"The power-hungry of Europe legitimise the centralisation of power in Brussels because of some great enemy [Russia] and I don't see it," he said in a recent debate.
Katarina Barley: German justice minister taking on social media
The German justice minister says she wants Europe to unite and become stronger, as she eyes tougher regulations on tech companies.
Ms Barley, 49, is the top candidate for Germany's centre-left Social Democrats.
She is an experienced politician who holds both German and British citizenship.
She used the European election campaign to talk about data privacy, calling on tech giants such as Facebook and Amazon to do more or face fines.
Ska Keller: German Green vowing to battle corporations
She became the first Green "Spitzenkandidat" (top candidate) in the 2014 European elections, and now she's eyeing a second shot at the top spot - European Commission President.
Ms Keller, 37, has been an MEP since 2009. She has a master's in Islamic Studies, Turkology and Jewish Studies.
She has long campaigned against corruption in the EU, and promotes policies that protect the environment.
Peter Lundgren: Swedish nationalist facing abuse allegations
The top candidate of the nationalist Sweden Democrats (SD) was caught up in allegations of sexual harassment during the campaign.
Mr Lundgren is a former truck driver who has been an MEP since 2014.
His party was the most critical of the EU in Sweden's election, but currently calls for reforms rather than leaving the bloc.
The party champions anti-immigrant policies, blaming a rise in sexual attacks reported to police in Sweden on increased immigration.
Swedish prosecutors have opened an investigation into allegations that Mr Lundgren sexually harassed a party colleague.
He has admitted improper behaviour, blaming alcohol, but has reportedly not been disciplined by his party.
Jorge Buxadé: Spanish lawyer with a controversial past
The Catalan lawyer, 44, says he wants to disrupt things in Brussels but is less eager to discuss his past links to fascism.
The far-right Vox party, for whom he is the lead candidate, opposes Catalan independence and promotes Spanish nationalism.
The new party has enjoyed a recent surge in support in Spain.
Critics describe it as a nationalist throwback to the dictatorship of Francisco Franco.

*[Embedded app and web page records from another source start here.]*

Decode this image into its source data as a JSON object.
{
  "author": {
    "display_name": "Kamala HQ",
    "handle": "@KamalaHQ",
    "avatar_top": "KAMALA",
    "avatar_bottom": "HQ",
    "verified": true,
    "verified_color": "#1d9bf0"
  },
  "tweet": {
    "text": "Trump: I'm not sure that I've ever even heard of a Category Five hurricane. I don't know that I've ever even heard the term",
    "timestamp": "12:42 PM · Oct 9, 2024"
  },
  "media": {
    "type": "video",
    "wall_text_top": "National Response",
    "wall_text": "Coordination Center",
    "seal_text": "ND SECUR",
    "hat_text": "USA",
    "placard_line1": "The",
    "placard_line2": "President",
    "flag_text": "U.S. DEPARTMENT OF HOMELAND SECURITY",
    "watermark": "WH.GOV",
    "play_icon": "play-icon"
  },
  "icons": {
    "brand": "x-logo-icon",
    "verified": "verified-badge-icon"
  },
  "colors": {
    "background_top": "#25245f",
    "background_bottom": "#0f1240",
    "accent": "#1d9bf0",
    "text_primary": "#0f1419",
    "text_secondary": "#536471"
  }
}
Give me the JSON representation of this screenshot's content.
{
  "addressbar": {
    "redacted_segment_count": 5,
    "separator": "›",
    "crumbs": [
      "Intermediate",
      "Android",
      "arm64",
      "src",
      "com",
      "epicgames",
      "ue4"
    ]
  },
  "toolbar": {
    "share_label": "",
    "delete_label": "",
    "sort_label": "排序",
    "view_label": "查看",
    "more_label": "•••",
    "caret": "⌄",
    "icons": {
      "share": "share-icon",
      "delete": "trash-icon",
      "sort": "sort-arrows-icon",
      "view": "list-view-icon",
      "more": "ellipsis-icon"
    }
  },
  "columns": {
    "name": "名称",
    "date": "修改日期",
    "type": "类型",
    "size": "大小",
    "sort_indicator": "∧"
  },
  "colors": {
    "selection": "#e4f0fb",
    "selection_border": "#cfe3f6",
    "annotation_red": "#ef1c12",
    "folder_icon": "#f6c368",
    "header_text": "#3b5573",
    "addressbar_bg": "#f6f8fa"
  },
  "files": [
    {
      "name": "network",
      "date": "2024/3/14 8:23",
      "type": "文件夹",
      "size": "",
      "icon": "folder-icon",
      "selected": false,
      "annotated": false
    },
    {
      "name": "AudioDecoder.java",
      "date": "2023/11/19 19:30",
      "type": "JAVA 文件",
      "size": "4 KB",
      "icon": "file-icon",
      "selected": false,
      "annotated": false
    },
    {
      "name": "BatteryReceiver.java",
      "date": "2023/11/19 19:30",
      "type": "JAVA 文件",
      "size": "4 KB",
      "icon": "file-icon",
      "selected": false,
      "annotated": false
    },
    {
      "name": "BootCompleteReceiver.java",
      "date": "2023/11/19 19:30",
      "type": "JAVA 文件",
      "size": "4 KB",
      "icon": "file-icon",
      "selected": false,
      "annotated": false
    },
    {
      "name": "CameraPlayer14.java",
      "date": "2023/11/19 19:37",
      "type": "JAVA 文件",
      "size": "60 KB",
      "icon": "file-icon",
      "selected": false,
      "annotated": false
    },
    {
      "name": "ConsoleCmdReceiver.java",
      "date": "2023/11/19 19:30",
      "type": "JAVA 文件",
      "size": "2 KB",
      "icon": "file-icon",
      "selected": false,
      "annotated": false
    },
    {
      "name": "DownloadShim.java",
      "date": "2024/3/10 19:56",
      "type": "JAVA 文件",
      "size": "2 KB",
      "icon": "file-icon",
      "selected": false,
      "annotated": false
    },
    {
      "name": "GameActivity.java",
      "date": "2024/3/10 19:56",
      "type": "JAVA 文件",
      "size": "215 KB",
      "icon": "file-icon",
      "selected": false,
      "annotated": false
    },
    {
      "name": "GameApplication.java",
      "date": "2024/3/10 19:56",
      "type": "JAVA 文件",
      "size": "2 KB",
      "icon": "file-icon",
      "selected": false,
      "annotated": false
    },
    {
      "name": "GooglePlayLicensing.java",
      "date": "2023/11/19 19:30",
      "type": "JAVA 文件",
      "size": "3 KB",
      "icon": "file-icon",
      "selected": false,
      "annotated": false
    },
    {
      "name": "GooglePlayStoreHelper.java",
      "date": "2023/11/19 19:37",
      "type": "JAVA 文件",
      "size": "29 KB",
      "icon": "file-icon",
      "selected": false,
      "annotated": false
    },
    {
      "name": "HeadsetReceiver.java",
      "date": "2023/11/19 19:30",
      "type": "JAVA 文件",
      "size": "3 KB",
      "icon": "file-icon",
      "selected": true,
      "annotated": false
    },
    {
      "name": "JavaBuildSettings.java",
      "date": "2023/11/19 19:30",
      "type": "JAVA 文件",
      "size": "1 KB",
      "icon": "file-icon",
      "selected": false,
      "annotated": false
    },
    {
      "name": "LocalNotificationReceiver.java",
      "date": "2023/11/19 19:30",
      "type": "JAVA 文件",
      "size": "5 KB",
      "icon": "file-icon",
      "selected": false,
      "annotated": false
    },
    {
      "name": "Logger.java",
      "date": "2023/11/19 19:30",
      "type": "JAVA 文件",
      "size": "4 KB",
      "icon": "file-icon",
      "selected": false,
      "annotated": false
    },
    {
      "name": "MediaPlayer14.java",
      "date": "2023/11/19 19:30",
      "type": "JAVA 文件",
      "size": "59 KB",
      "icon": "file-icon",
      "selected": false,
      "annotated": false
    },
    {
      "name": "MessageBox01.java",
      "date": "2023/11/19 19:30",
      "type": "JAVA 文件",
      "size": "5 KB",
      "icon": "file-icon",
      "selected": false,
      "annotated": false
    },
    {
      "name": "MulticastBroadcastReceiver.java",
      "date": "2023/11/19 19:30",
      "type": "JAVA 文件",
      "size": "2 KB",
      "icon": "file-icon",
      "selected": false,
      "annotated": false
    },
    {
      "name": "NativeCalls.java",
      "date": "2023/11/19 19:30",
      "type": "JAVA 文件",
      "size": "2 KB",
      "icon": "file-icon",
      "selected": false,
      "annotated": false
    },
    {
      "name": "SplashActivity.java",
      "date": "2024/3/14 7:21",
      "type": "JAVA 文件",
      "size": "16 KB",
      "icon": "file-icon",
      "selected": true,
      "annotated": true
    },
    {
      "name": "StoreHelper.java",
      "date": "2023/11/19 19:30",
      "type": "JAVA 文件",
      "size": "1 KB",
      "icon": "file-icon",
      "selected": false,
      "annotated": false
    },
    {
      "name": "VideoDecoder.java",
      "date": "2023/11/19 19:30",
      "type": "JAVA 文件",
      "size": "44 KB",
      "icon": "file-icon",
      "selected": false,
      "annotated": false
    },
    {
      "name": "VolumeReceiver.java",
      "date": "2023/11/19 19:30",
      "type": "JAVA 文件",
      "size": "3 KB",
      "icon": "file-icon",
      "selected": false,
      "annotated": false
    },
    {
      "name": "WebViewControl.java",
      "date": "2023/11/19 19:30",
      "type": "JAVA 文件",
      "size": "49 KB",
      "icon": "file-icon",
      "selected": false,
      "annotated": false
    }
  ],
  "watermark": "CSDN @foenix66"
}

In the 1990s, Mr Buxadé twice stood as a candidate for Falange Española - a nationalist group founded in the 1930s that was influenced by Italian fascism.
In an interview with Politico, he said he had "gone through a whole intellectual evolution" since then.